Here we have a butcher shop, different cuts of meat carefully tied with string and beautifully arranged in the case. The butcher in the rear is breaking down a leg of veal.
Outdoor seating at a typical bistro. This was a long block from the apartment I rented from my ex-wife for the 6 weeks I spent with my daughter, and we had petit dejeuner there every morning.
1970’s erra shot of Au Deux Magots. Fun to see all those bell bottoms on the business suits.
Al fresco lunch in the gardens of the Palais Royal.
The coulee verte didn’t exist back in the days of my annual vacations in France. The Vincennes railroad line was shut down and converted into a greenway where people can stroll or (shudder) jog. It’s really lovely and relaxing and runs above a swath of the city full of salons de the, restaurants, and other escapes from the rigors of “exercise”.
And we conclude back in Montmartre in a tiny side street at sunset.
These are wonderful. I love the bell bottoms. How lucky you were to be in Paris then.
Gorgeous, evocative photos of time past.
And I loved Kodachrome :-)
Looking at your pictures, I felt myself relax for the first time today. Thank you for the pictures, and the respite.
Very nice capture of Paris streets and shops, and just the feel of the place. Six weeks in an apartment sounds like heaven.
These photos are lovely. We spent 10 days in Paris in 2002, and some of these photos remind me of those long days of walking along the streets. The butcher shop with the carefully displayed cuts of meat remind me of the patisseries–the pastries artistically wrapped in ribbon and displayed in glass cases.
@Auntie Anne: Yeah, the Paris pics are a good antidote to the RNC thing.
Comrade Colette Collaboratrice
I believe Paris and the RNC are mutually exclusive propositions: either Paris exists, or the RNC does, but not both. Thank you for establishing that Paris exists. I feel better.
One of my favorite details about Paris is the way that the cafe chairs are set to face the street, so everyone at the outside tables can see everyone on the street and vice versa.
@Omnes Omnibus: Who knew that Paris week could last a month?
Definitely not complaining.
@WaterGirl: This Paris week has been the best respite. Thank you!
@WaterGirl: a month in Paris feels like a week! How is it over so soon?
@Benw: It’s not over! We still have 13 Paris submissions AFTER the ones this week.
Excellent photos. You’ve inspired me to look for my slides from Paris in 83 and 85. I was a Fuji guy, not Kodachrome.
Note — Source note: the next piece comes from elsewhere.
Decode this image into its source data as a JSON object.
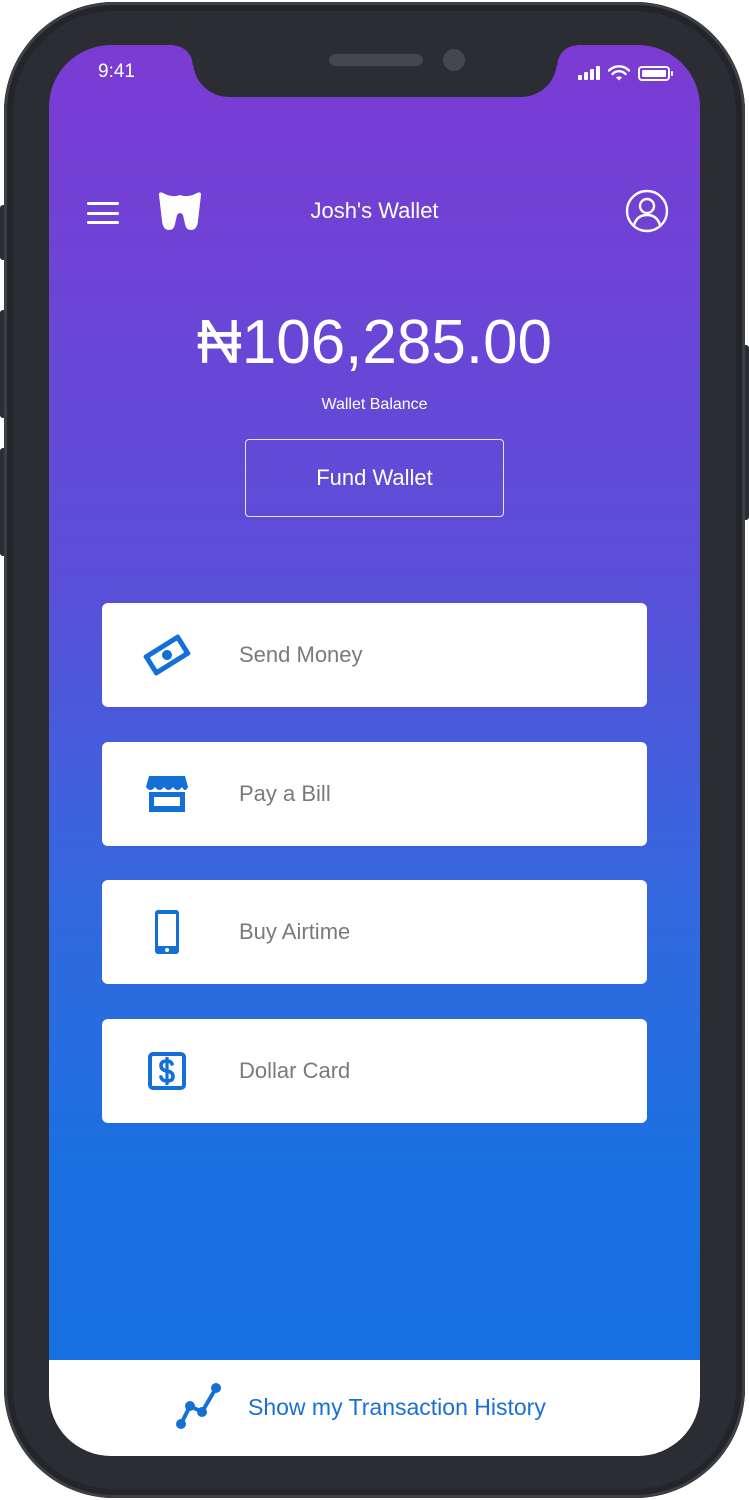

But I also loved to shoot B+W. Kodak Tri-X 400.
@Wag: I knew we’d get you!
I was there in 1975, and you’ve captured it so beautifully. Montmartre was my favorite, and you have such a great eye for composition. I felt 19 again. Thank you and everyone else who’s contributed for these lovely escapes.
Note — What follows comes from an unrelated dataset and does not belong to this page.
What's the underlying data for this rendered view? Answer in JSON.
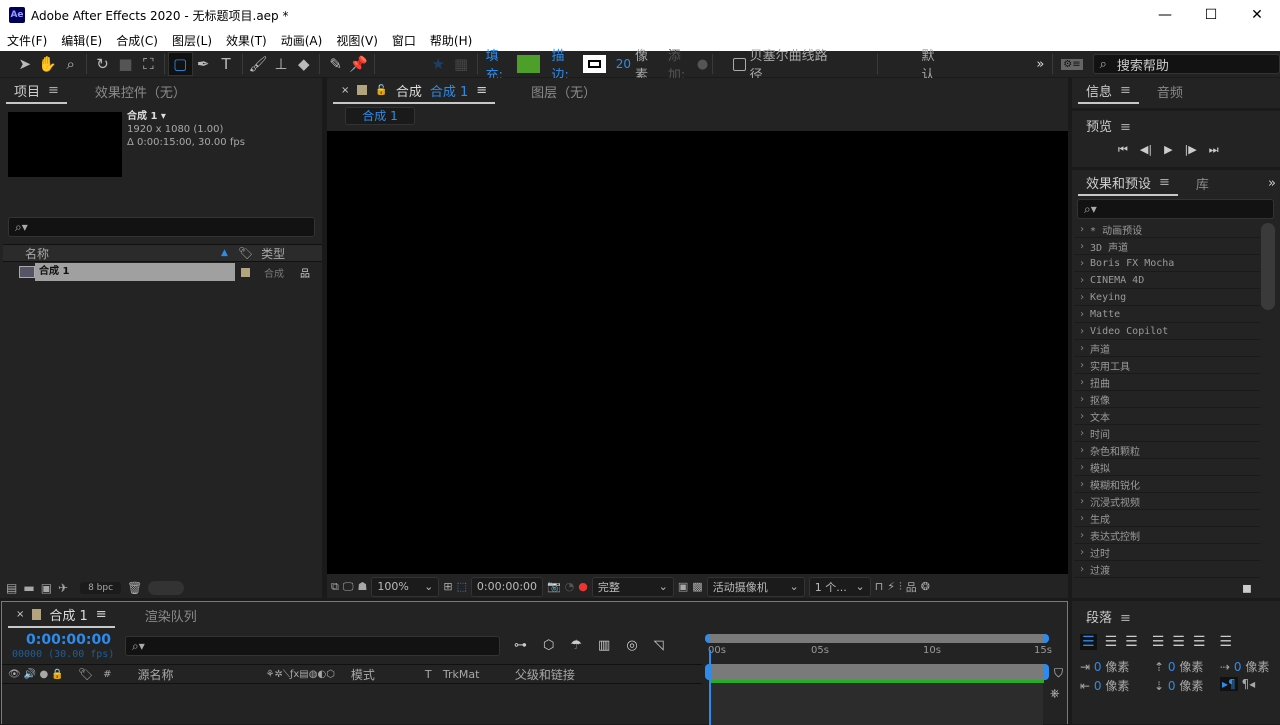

Paris is beautiful, indeed. But the North American city that these pictures remind me the most of is not Boston but Québec City, for obvious reasons.
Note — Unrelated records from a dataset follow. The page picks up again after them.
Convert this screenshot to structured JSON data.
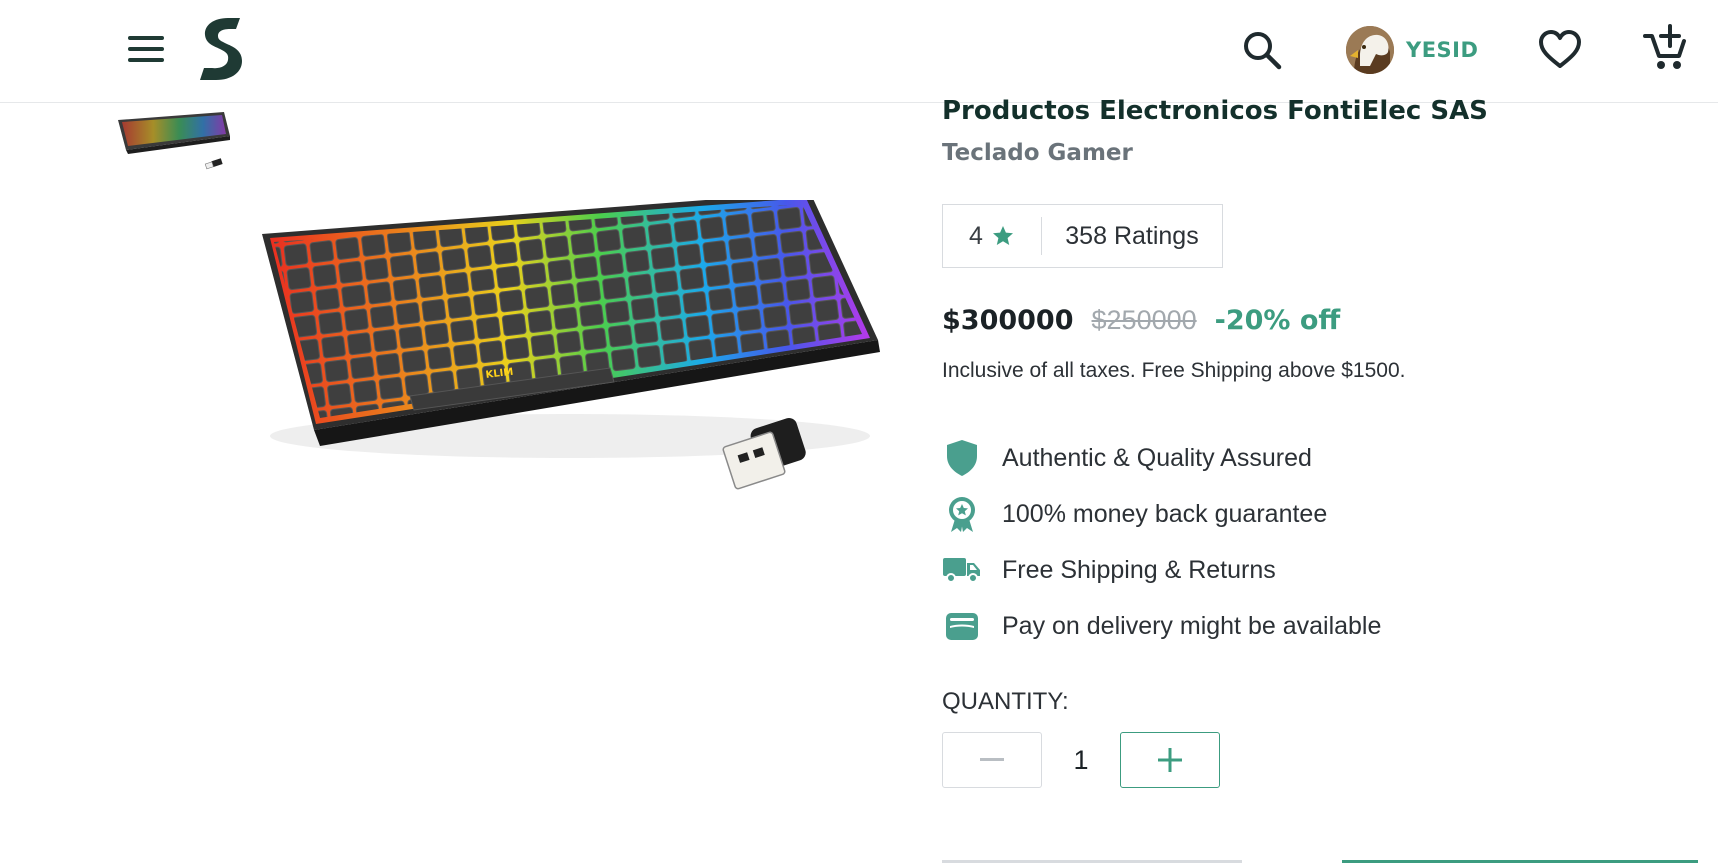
{
  "header": {
    "menu_icon": "menu-icon",
    "logo_icon": "brand-logo",
    "search_icon": "search-icon",
    "user": {
      "name": "YESID",
      "avatar": "eagle-avatar"
    },
    "wishlist_icon": "heart-icon",
    "cart_icon": "add-to-cart-icon"
  },
  "gallery": {
    "thumbnail": "keyboard-thumbnail",
    "main_image": "rgb-keyboard-with-usb-receiver"
  },
  "product": {
    "brand": "Productos Electronicos FontiElec SAS",
    "name": "Teclado Gamer",
    "rating": {
      "value": "4",
      "icon": "star-icon",
      "count_label": "358 Ratings"
    },
    "price": "$300000",
    "original_price": "$250000",
    "discount": "-20% off",
    "tax_note": "Inclusive of all taxes. Free Shipping above $1500.",
    "features": [
      {
        "icon": "shield-icon",
        "label": "Authentic & Quality Assured"
      },
      {
        "icon": "badge-icon",
        "label": "100% money back guarantee"
      },
      {
        "icon": "truck-icon",
        "label": "Free Shipping & Returns"
      },
      {
        "icon": "wallet-icon",
        "label": "Pay on delivery might be available"
      }
    ],
    "quantity": {
      "label": "QUANTITY:",
      "value": "1",
      "minus_icon": "minus-icon",
      "plus_icon": "plus-icon"
    }
  },
  "colors": {
    "accent": "#3c9c80",
    "dark_green": "#13302b",
    "text": "#2c3136",
    "muted": "#6a737a",
    "border": "#d8dbdf"
  }
}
@WaterGirl: 13 more? I have slides from a trip in 1969. If they’re any good I’ll see if I can some digitized in the next two weeks and maybe we can have 14 more?
There go two miscreants
Very nice — I wish I had taken more similar pictures on our trips. We did spend some quality cafe-time, but I was not taking pictures for the most part.
@frosty: Why not?
Yes! We definitely need these escapes from (shudder) exercise.
Those are awesome.
@Barbara: It’s a good thing I love all the submissions equally, or I might be tempted to say that this has been one of my Paris favorites. :-)
Lovely photos. I especially love the last one.
@Comrade Colette Collaboratrice:
I wish so hard I could believe that.
J R in WV
Wonderful, thanks so much for sharing these with us!
I too love Kodachrome! Such rich colors…
I would like to spend more time in Paris, if we are ever allowed into a EU member again! Who would have believed that in just 3 long years Trump could turn us into international pariahs, not allowed out of North America at all!
These pictures capture a lot of what makes Paris feel so different from North American cities.
My favorite neighborhood in Paris is right here, on the northern slopes of Montemarte, near Caulaincourt Square. Just a lovely place.
@frosty: I second that emotion!